  • Appointments/Reappointments: The Union is proposing unrealistic restrictions on the University’s ability to use academic judgement in making faculty appointments and reappointments based on credentials, qualifications, and performance. This is a core issue that affects Loyola’s ability to control the quality of our students’ education. It is essential that the University retain the right not to renew a faculty member on a one-year contract if a more highly qualified individual is identified. Importantly, the University has proposed that it will allow some reappointment decisions to be submitted to the grievance procedure. Loyola also agreed that when there is a full-time NTT position open, Loyola will give an on-campus interview to qualified part-time and temporary full-time SEIU-represented faculty.

Loyola fully appreciates NTT faculty’s need for greater job security and has addressed this important issue by proposing longer appointments for both full-time and part-time NTT faculty. To that end, Loyola updated our proposals on April 2 to meet more of the Union’s requests around appointments, including:

  • Reducing the requirements for part-time faculty to be appointed “Adjunct Instructors” who shall receive a two-year appointment.
  • Proposing that the initial appointment for a full-time unionized faculty member (other than temporary faculty) shall be a two-year appointment rather than a one-year appointment. The reappointment of full-time unionized faculty member shall normally be a three-year full-time appointment. After two of these consecutive appointments, these faculty shall be eligible for a five-year appointment.
  • Reducing the reasons for non-reappointment by three.

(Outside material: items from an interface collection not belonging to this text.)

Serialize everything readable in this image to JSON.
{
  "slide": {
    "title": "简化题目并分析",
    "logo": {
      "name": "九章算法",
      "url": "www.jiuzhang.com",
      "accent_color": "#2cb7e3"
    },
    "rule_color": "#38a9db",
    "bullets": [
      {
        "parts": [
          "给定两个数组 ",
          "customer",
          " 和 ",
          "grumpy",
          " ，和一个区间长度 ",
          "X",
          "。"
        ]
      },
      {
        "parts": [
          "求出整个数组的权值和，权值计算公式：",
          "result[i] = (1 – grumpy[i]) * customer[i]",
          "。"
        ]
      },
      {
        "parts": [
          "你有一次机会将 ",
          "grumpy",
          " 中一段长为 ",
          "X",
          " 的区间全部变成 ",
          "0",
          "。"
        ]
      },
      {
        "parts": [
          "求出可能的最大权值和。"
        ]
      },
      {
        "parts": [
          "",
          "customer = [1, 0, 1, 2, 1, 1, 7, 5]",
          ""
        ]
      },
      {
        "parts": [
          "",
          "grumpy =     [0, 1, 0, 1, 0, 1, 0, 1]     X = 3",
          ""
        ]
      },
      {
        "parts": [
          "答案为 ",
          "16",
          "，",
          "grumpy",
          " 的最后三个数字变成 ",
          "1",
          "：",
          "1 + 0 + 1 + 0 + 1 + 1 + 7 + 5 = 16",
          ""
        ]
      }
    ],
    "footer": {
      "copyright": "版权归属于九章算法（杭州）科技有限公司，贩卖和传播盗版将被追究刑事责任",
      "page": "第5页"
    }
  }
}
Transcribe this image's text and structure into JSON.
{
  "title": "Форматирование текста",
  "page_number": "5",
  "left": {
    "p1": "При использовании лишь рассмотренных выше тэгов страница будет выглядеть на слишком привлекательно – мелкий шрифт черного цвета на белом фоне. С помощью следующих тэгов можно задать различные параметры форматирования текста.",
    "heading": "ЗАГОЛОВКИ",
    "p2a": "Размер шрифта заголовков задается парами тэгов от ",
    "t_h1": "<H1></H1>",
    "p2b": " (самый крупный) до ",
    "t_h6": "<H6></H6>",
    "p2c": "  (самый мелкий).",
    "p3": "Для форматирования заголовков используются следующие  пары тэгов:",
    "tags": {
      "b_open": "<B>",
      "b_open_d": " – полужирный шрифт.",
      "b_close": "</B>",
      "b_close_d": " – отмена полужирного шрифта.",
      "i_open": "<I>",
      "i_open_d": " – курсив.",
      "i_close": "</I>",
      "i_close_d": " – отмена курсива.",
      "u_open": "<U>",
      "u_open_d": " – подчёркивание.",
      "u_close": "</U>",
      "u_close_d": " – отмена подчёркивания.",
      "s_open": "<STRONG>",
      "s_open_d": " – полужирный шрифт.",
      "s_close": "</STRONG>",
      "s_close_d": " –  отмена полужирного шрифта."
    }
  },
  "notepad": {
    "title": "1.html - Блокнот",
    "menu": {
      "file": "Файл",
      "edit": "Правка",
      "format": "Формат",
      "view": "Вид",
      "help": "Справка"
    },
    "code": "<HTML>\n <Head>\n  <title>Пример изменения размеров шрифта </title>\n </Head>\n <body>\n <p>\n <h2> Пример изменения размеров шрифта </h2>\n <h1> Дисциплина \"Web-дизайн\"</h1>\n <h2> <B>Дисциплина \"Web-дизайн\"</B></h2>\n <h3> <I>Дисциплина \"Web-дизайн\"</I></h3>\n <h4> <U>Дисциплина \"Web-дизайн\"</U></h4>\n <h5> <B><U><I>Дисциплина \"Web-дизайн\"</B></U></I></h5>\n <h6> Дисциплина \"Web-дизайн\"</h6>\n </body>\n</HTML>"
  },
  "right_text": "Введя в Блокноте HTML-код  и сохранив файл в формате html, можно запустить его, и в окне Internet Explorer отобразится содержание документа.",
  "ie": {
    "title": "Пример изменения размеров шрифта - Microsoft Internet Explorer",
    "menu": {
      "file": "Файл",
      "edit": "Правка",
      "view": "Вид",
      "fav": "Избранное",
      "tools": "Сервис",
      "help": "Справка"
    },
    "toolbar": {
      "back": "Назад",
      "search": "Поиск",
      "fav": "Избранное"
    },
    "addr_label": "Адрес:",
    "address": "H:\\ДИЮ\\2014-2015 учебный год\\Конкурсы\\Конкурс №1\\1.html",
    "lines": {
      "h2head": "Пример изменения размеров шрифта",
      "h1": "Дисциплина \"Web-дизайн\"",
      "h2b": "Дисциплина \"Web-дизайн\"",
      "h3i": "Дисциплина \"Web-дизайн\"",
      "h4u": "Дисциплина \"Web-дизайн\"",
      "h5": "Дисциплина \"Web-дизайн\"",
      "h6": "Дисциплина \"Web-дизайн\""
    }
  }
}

Throughout these negotiations, Loyola has made proposals that offer very competitive pay, enhanced job security, and greater clarity, consistency, and predictability for appointments—all of which directly meet many of the Union’s requests. In addition to the provisions noted above on appointments/reappointments, Loyola’s economic proposals package includes:

  • Pay increases for everyone in the bargaining unit. This includes a very significant 33–35 percent increase to the standard per credit hour rate for part-time CAS instructors, which would make Loyola CAS non-tenure-track faculty among the highest paid non-tenured faculty in Chicagoland.
  • Annual merit raises that are in line with those earned by tenured and tenure-track faculty at Loyola.
  • Longer appointments for unionized faculty.
  • Creation of a professional development fund specifically for unionized faculty.

Unfortunately, the Union continues to make unrealistic demands that are not found in most Loyola peer university SEIU contracts.

What’s Next?
The next scheduled bargaining session for Loyola and SEIU is on April 20. Loyola is eager to meet sooner in order to resume bargaining and reach a fair and reasonable agreement as soon as possible.

For additional information, please visit the bargaining website.

Sincerely,

Margaret Faut Callahan, CRNA, PhD, FNAP, FAAN
Acting Provost
Provost, Health Sciences Division